Commons vs. Differences
It became clear at the Convening that the challenges we are facing can be quite similar or wholly different. In Alberto Sandoval-Sánchez and Nancy Saporta Sternbach’s 2001 seminal book, Stages of Life: Transcultural Performance & Identity in U.S. Latina Theater, they characterized the different generations of Latinx theatre thematically, and they addressed generational change as one of the key themes characterizing Latinx theatre. Coming full circle over fifteen years later, the issue of generational divide was made explicit at the Convening and played out more so in conversations about theatremaking than as a subject matter within the storylines of the productions. Even as the LTC strives to remain nimble and adaptive to the ever-changing political climate and arts field, it became evident that some convening participants viewed some of the choices of the LTC as establishment. The Encuentro showcased long-established US theatremakers, all of which have existed for at least twenty years and represent to a younger generation a stronghold on Latinx theatre. With the call for the “elders” to step aside to make room for the “millennials” balanced with Diane Rodriguez’s question of how we can make a long-term career (and living) in the theatre, the convening opened up the question of how to put generations in dialogue and how to share space across cultural differences beyond those of nation and ancestry but also of technology and community.

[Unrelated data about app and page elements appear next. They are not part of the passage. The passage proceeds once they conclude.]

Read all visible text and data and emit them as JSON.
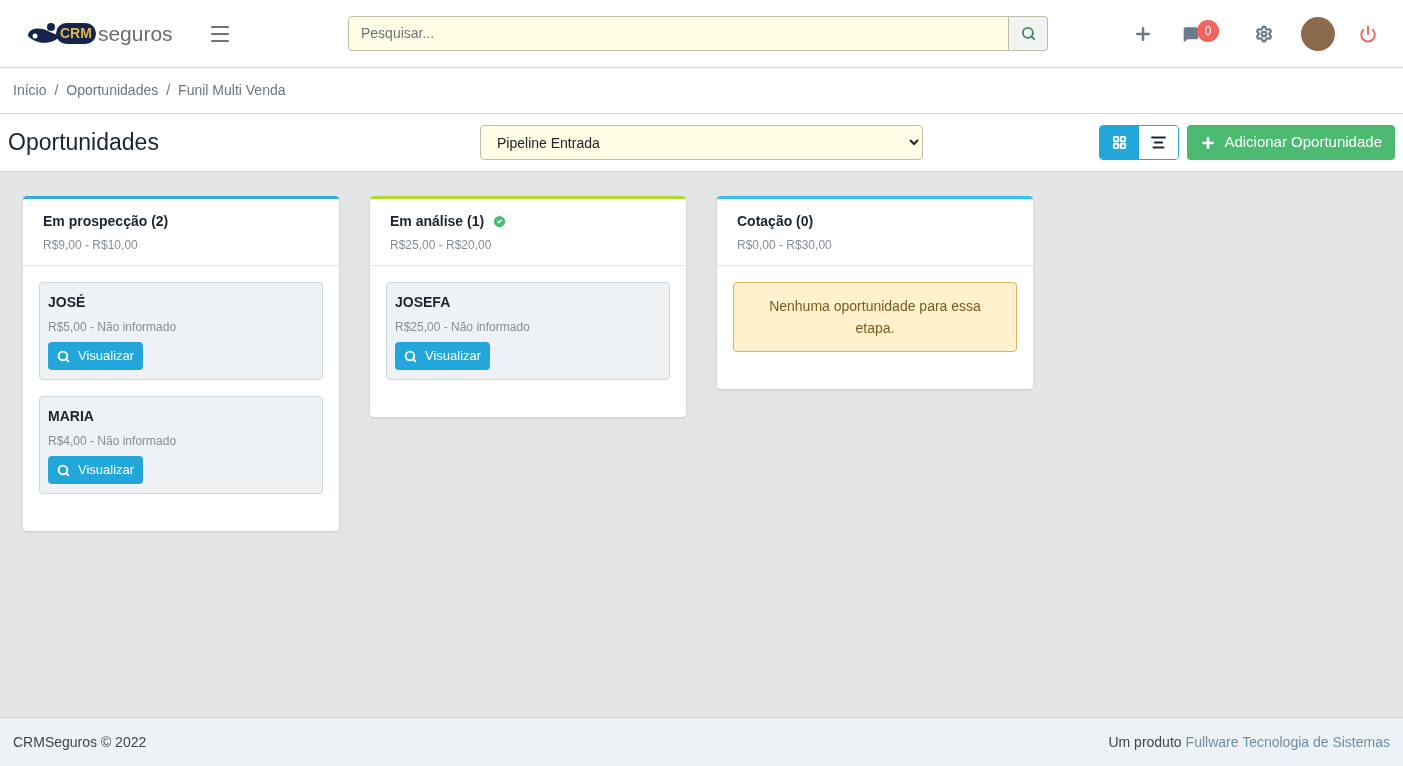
{
  "logo": {
    "mark": "CRM",
    "word": "seguros"
  },
  "search": {
    "placeholder": "Pesquisar..."
  },
  "header": {
    "notifications": "0"
  },
  "breadcrumb": [
    {
      "kind": "link",
      "text": "Início"
    },
    {
      "kind": "separator",
      "text": "/"
    },
    {
      "kind": "link",
      "text": "Oportunidades"
    },
    {
      "kind": "separator",
      "text": "/"
    },
    {
      "kind": "link",
      "text": "Funil Multi Venda"
    }
  ],
  "page_title": "Oportunidades",
  "pipeline_select": {
    "value": "Pipeline Entrada"
  },
  "view_toggle": [
    {
      "kind": "grid",
      "selected": true
    },
    {
      "kind": "list",
      "selected": false
    }
  ],
  "add_button": "Adicionar Oportunidade",
  "columns": [
    {
      "title": "Em prospecção (2)",
      "range": "R$9,00 - R$10,00",
      "color": "#3aa8dd",
      "completed": false,
      "cards": [
        {
          "name": "JOSÉ",
          "detail": "R$5,00 - Não informado",
          "action": "Visualizar"
        },
        {
          "name": "MARIA",
          "detail": "R$4,00 - Não informado",
          "action": "Visualizar"
        }
      ]
    },
    {
      "title": "Em análise (1)",
      "range": "R$25,00 - R$20,00",
      "color": "#b5d82c",
      "completed": true,
      "cards": [
        {
          "name": "JOSEFA",
          "detail": "R$25,00 - Não informado",
          "action": "Visualizar"
        }
      ]
    },
    {
      "title": "Cotação (0)",
      "range": "R$0,00 - R$30,00",
      "color": "#3cbfee",
      "completed": false,
      "empty_message": "Nenhuma oportunidade para essa etapa."
    }
  ],
  "footer": {
    "left": "CRMSeguros © 2022",
    "prefix": "Um produto",
    "link": "Fullware Tecnologia de Sistemas"
  }
}
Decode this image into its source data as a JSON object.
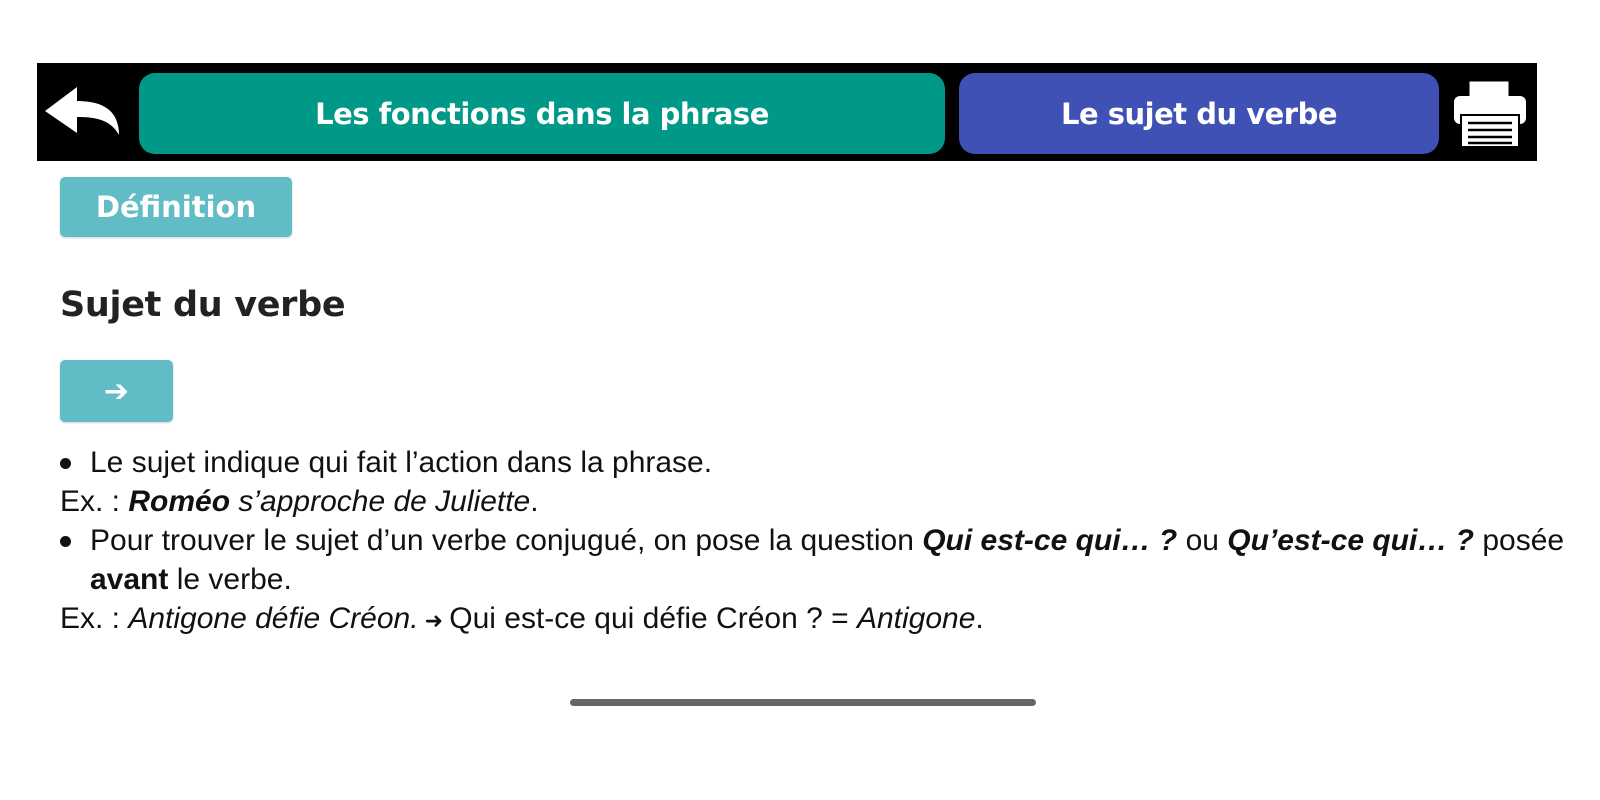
{
  "header": {
    "back_icon": "back-arrow-icon",
    "chapter_label": "Les fonctions dans la phrase",
    "lesson_label": "Le sujet du verbe",
    "print_icon": "printer-icon",
    "colors": {
      "bar": "#000000",
      "chapter_pill": "#009987",
      "lesson_pill": "#3f51b5"
    }
  },
  "definition_button": {
    "label": "Définition",
    "color": "#62bcc6"
  },
  "section": {
    "title": "Sujet du verbe",
    "next_button_symbol": "➔"
  },
  "content": {
    "bullet1": "Le sujet indique qui fait l’action dans la phrase.",
    "example1": {
      "prefix": "Ex. : ",
      "subject": "Roméo",
      "rest": " s’approche de Juliette",
      "end": "."
    },
    "bullet2": {
      "part1": "Pour trouver le sujet d’un verbe conjugué, on pose la question ",
      "question1": "Qui est-ce qui… ?",
      "or": " ou ",
      "question2": "Qu’est-ce qui… ?",
      "part2": " posée ",
      "before": "avant",
      "part3": " le verbe."
    },
    "example2": {
      "prefix": "Ex. : ",
      "sentence": "Antigone défie Créon.",
      "arrow": " ➜ ",
      "question": "Qui est-ce qui défie Créon ? = ",
      "answer": "Antigone",
      "end": "."
    }
  }
}
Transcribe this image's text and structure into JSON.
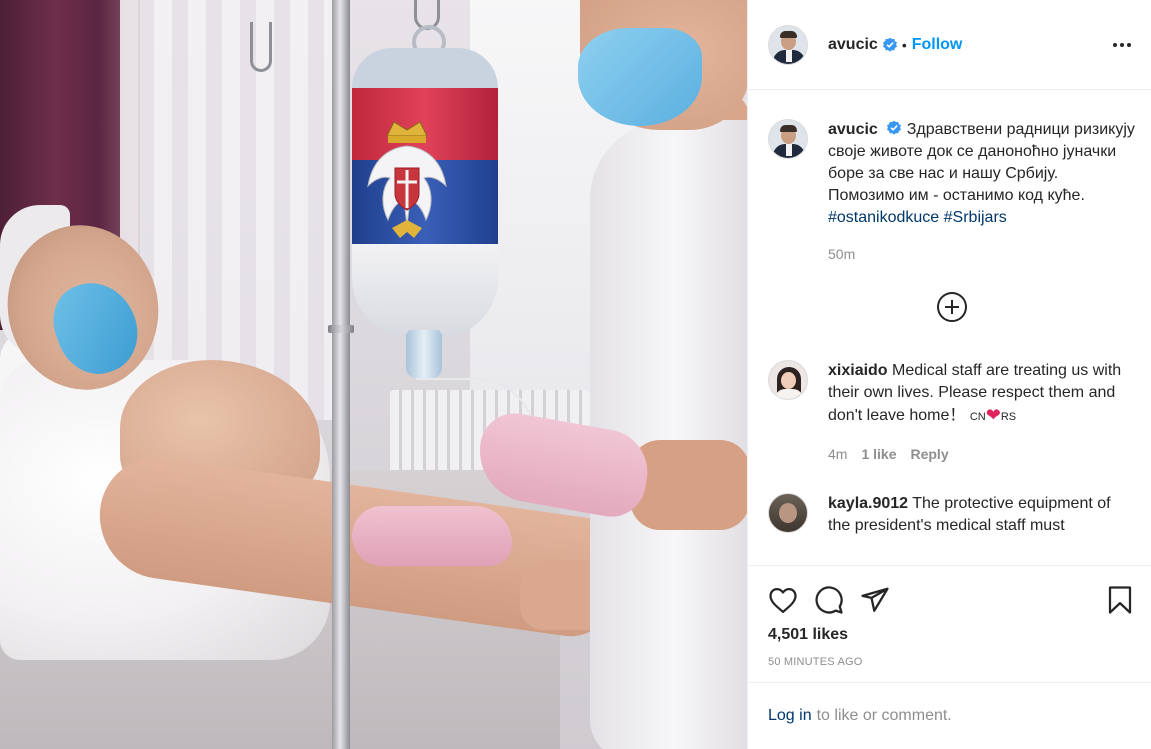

Great care was taken to attend to gender inclusivity, with pronouns asked of participants during the online application process and gender-designation buttons available at registration. With the name shift from the Latina/o Theatre Commons to the Latinx Theatre Commons, and the work at every convening and communication towards gender inclusivity, there is much to celebrate with the LTC as a model for equity, diversity, and inclusion. Despite this effort, some conveners felt there was little genderqueer, transgender, and gender non-conforming representation onstage, even less representation of non-heterosexual relationships, and were concerned about no gender-neutral restrooms designated in the building. Some expressed how the Convening did not offer enough space in the schedule for addressing issues of representation in certain productions in conversation and critique. In a similar vein, some conveners expressed anticipation of future events with programming that includes more mixed race and Afro-Latinx peoples. The Convening demonstrated that we can come together as artists and scholars across nationalities and languages, but it also showed that when together, we cannot just reflect and share. We have the responsibility to advance the conversation and the actions taken toward equity and inclusion.
The productions, the large group sessions, the small groups, the cafecitos, the hallway encuentros, the lobby gatherings, and late-night parties throughout the weekend represent the myriad of exchanges and spaces of the Convening. The Convening’s expansion of the circle outward across continents caused each of us to look inward. While there was theatremaking, celebration, networking, and reflection at the 2017 LTC International Convening, as practitioners and scholars of Latinx, Latin American, Central, and South American theatre, we must continue to not only create spaces for deep reflection but to create programming that activates radical inclusion in Latinx theatre across the Américas. The Convening charges us to continue to build on LTC’s foundation of empathy and inclusion to model radical inclusion and equity. The LTC is ready.